Many people on all sides of the issue would disagree with various aspects of that, I’m sure. (We’re talking about the Middle East, which means that nobody will ever agree about anything.) The Israeli religious right would insist that there was a strong religious component to their nation from the beginning. Palestinians and their supporters in the European and American left, on the other hand, might say that there was an element of racism in the State of Israel all along, and that Gitai is clinging to a romantic vision of Israeli identity that has been long discredited. There is some plausibility to both of those counter-arguments, but whether or not you and I find Gitai’s political arguments acceptable on all levels is beside the point.
Gitai is indeed making the case in “Rabin, the Last Day,” as he has throughout his career, for an alternative vision of Israel’s past and Israel’s future. Although the Israeli right often depicts him as a left-wing dissident artist beloved by European radicals, his patriotic credentials are beyond dispute. He learned his craft shooting footage in the Israeli military, and survived a helicopter crash after being downed by a Syrian missile during the Yom Kippur War of 1973. Gitai’s first response in the Le Monde interview, when he is asked why he wanted to make a film about Rabin’s assassination 20 years after the fact, begins this way: “My dear country, which I love very much, is not doing so well.”
The existence of this film, and the furious debate it has spawned, stands as proof of Gitai’s fundamental argument that the belligerent nationalism of Bibi Netanyahu is not the only Israel. Discussion of Israel in American politics is so distorted — mostly by the bipartisan agreement that no aspect of Israeli foreign policy may be questioned — that progressives often focus almost exclusively on Israel’s military misdeeds and its flawed human rights record. When it comes to things like the recent military campaign in Gaza, that’s both understandable and necessary. But turn the question around for a minute: Is it even remotely conceivable that a film this scathing and self-critical, a film that asks essential questions about the nature of national identity, could be made in Egypt or Jordan or Syria or the Palestinian territories, and then have its public premiere in the largest concert hall of that nation’s largest city?

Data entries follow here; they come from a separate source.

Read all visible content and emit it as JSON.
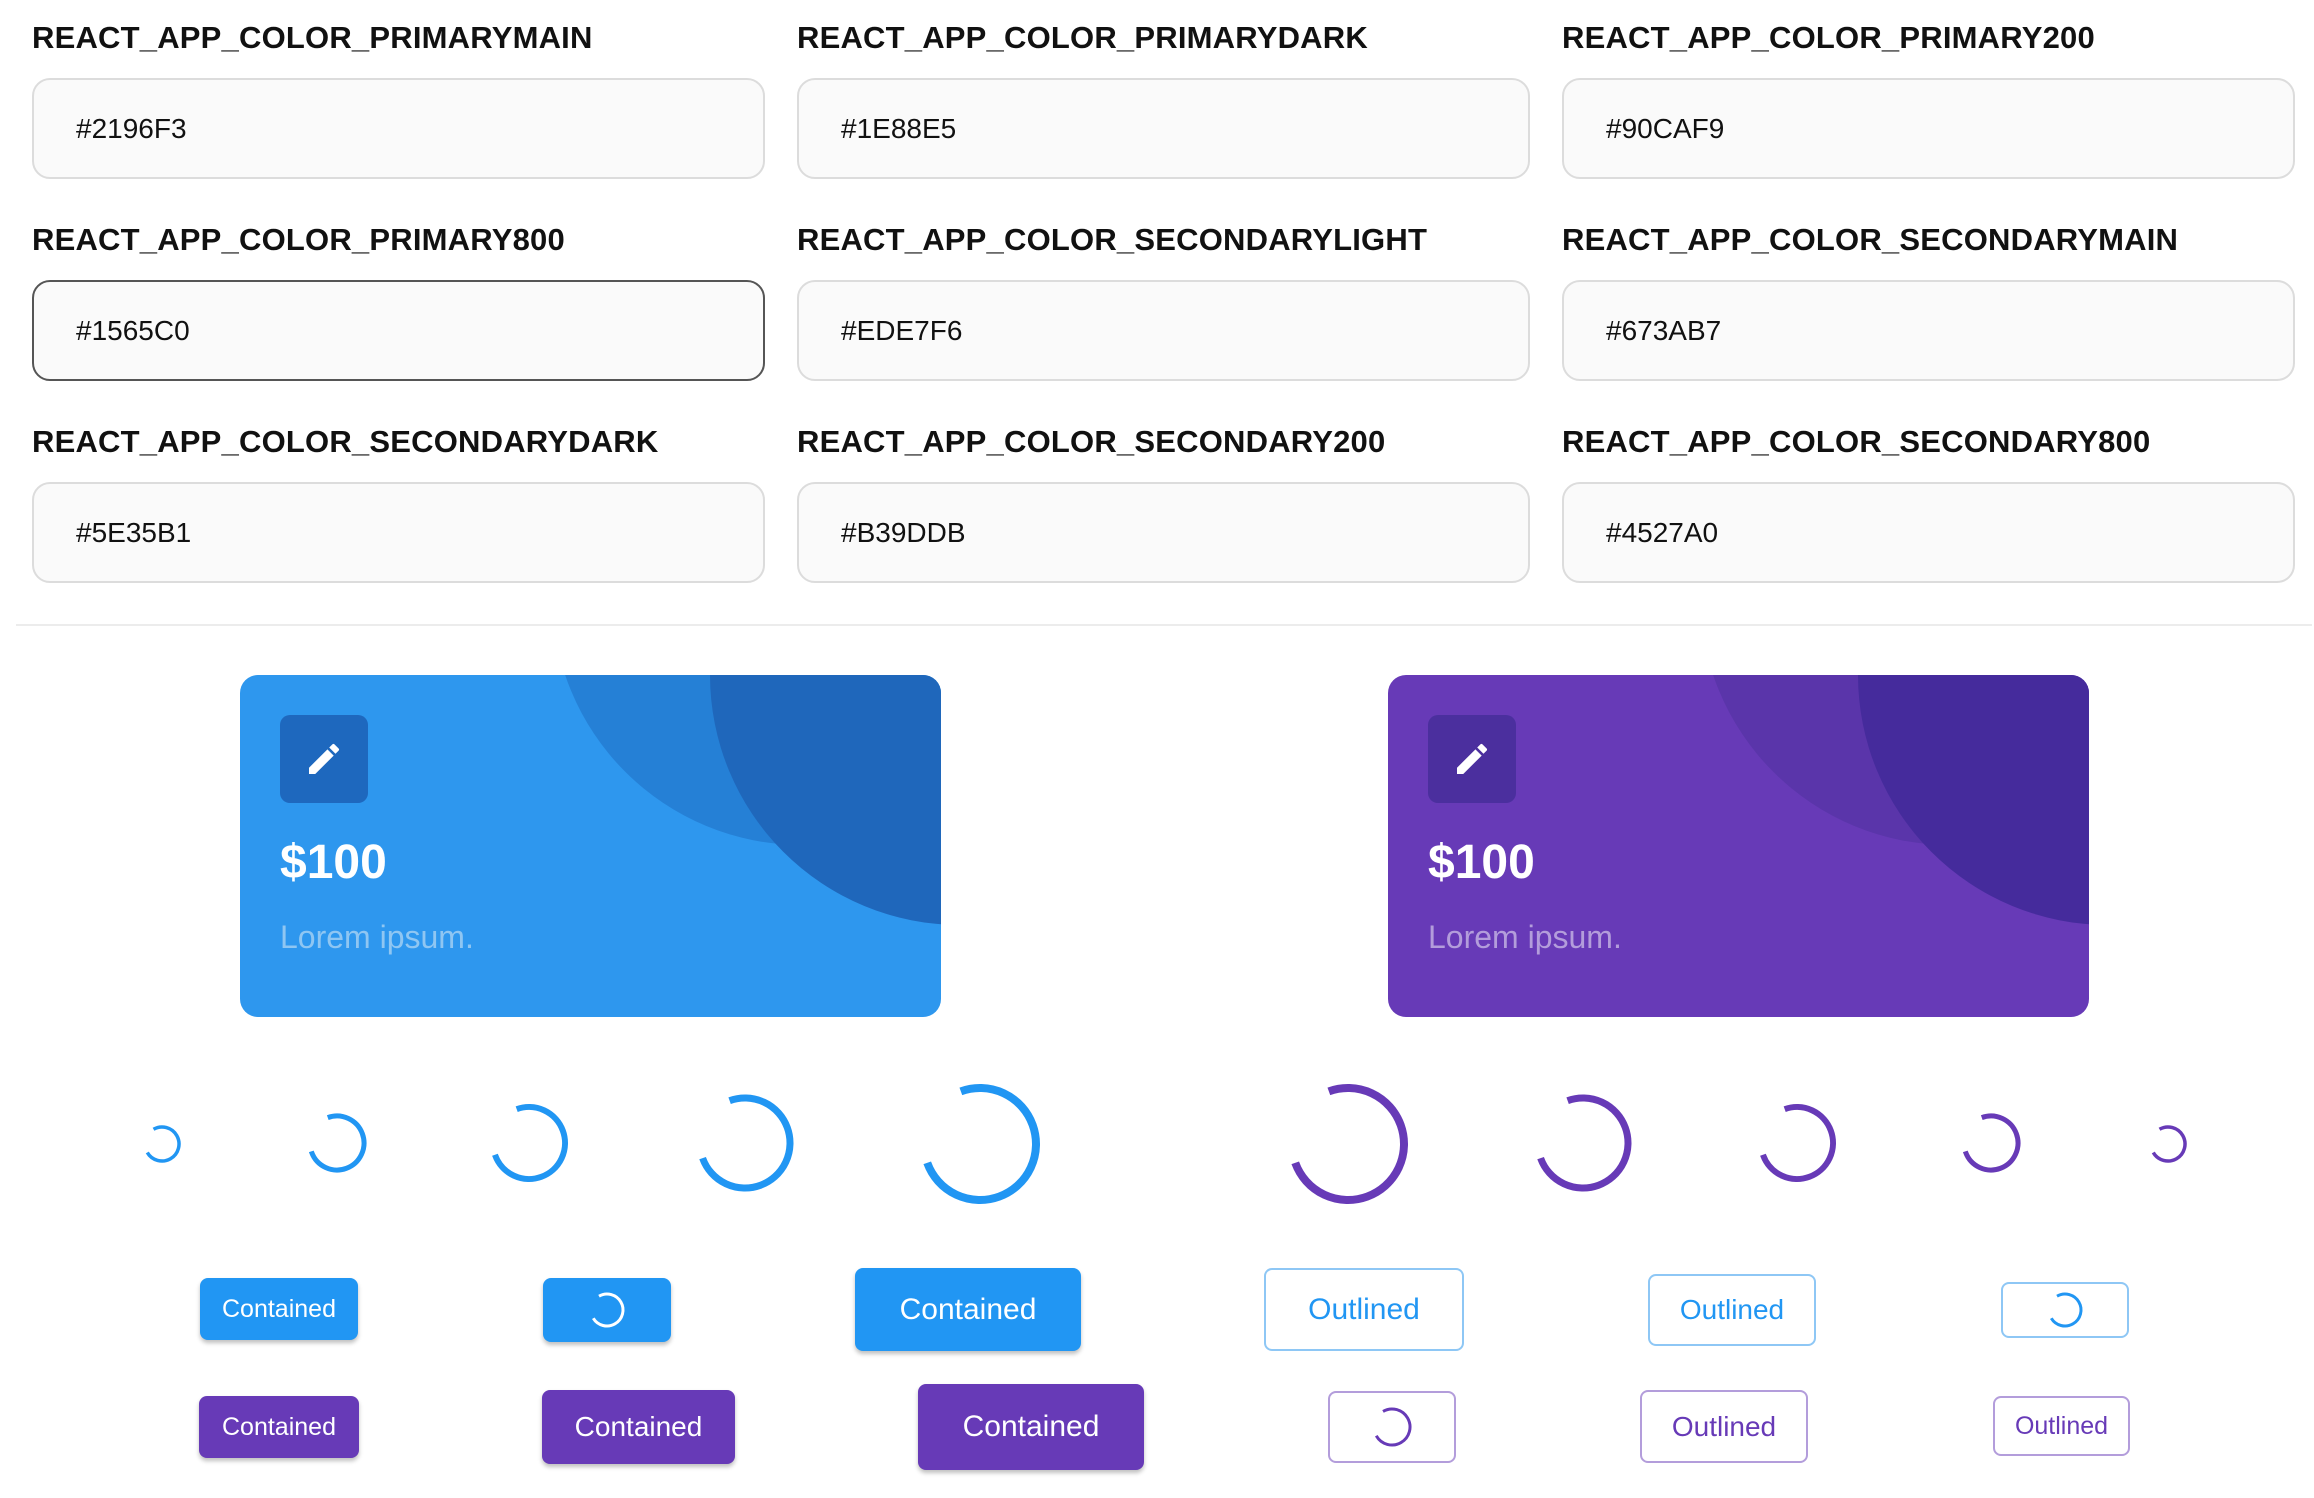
{
  "colors": {
    "primary": "#2196F3",
    "primary_card": "#2E97EE",
    "primary_circle1": "#2580D6",
    "primary_circle2": "#1F67BB",
    "primary_icon_bg": "#1E68BE",
    "primary_sub": "#8FC6F2",
    "secondary": "#673AB7",
    "secondary_circle1": "#5A35AA",
    "secondary_circle2": "#452B9C",
    "secondary_icon_bg": "#4B2F9E",
    "secondary_sub": "#B39DDB"
  },
  "fields": [
    {
      "label": "REACT_APP_COLOR_PRIMARYMAIN",
      "value": "#2196F3"
    },
    {
      "label": "REACT_APP_COLOR_PRIMARYDARK",
      "value": "#1E88E5"
    },
    {
      "label": "REACT_APP_COLOR_PRIMARY200",
      "value": "#90CAF9"
    },
    {
      "label": "REACT_APP_COLOR_PRIMARY800",
      "value": "#1565C0",
      "focused": true
    },
    {
      "label": "REACT_APP_COLOR_SECONDARYLIGHT",
      "value": "#EDE7F6"
    },
    {
      "label": "REACT_APP_COLOR_SECONDARYMAIN",
      "value": "#673AB7"
    },
    {
      "label": "REACT_APP_COLOR_SECONDARYDARK",
      "value": "#5E35B1"
    },
    {
      "label": "REACT_APP_COLOR_SECONDARY200",
      "value": "#B39DDB"
    },
    {
      "label": "REACT_APP_COLOR_SECONDARY800",
      "value": "#4527A0"
    }
  ],
  "cards": [
    {
      "amount": "$100",
      "subtitle": "Lorem ipsum.",
      "icon": "pencil-icon"
    },
    {
      "amount": "$100",
      "subtitle": "Lorem ipsum.",
      "icon": "pencil-icon"
    }
  ],
  "buttons": {
    "contained": "Contained",
    "outlined": "Outlined"
  }
}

That tradition of intellectual openness even in times of adversity, of rigorous and (if you’ll forgive the cliché) rabbinical self-scrutiny, is very much under attack. “Those who contributed to the climate of hate that led to the assassination of Rabin today flirt with power,” Gitai told Le Monde. “The danger is that everything that created the original character of Israeli society will finally disappear.” But history, as Gitai and his film both suggest, is a dialectical and paradoxical process that ultimately obeys its own laws. By killing Yitzhak Rabin and the two-state solution, Gitai suggests, the Israeli extreme right has ensured that the only possible outcome, decades or generations from now, will be precisely what it wants to resist: “One state, with equal rights for all its citizens, whatever their religion or their origin.” What lies between then and now? He has no doubt about that, and the pattern is familiar: “Lots of blood will flow, certainly.”
“Rabin, the Last Day” is now playing at the Lincoln Plaza Cinema in New York. It opens Feb. 5 in Phoenix, March 11 in Los Angeles and Santa Fe, N.M., and April 14 in Washington, with other cities and home video to follow.